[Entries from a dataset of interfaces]
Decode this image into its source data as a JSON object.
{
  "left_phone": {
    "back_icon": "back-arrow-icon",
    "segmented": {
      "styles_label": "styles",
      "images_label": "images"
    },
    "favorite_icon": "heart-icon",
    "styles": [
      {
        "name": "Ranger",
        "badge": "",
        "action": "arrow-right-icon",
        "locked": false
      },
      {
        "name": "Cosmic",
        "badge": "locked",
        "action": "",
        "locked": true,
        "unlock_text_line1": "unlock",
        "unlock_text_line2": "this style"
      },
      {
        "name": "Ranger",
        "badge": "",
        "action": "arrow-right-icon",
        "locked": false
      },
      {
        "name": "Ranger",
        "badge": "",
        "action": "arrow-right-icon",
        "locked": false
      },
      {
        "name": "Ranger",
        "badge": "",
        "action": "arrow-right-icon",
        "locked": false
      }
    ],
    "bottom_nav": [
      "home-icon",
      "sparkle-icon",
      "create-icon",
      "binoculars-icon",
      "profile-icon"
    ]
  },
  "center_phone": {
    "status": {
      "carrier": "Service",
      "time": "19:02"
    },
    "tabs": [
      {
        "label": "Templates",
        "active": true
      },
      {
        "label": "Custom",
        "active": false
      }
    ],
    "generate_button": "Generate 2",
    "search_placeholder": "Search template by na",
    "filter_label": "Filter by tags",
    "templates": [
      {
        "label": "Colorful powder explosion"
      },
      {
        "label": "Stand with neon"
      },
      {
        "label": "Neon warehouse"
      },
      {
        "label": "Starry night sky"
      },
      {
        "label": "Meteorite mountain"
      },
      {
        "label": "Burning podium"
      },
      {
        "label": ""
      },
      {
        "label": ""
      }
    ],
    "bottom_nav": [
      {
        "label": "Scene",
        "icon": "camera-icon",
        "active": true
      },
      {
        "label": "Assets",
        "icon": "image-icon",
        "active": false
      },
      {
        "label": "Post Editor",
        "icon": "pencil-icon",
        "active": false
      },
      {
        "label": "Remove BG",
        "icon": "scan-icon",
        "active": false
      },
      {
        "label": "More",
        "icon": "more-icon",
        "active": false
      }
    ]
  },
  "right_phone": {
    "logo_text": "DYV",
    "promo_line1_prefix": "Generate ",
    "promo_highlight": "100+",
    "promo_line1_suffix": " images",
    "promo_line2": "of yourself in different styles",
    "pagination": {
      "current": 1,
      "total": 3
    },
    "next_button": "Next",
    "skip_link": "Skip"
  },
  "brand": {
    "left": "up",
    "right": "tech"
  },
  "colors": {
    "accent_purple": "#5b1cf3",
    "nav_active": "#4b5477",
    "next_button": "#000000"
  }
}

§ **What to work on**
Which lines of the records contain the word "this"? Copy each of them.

§ **Expected output**
Decode this image into its source data as a JSON object.
        "unlock_text_line2": "this style"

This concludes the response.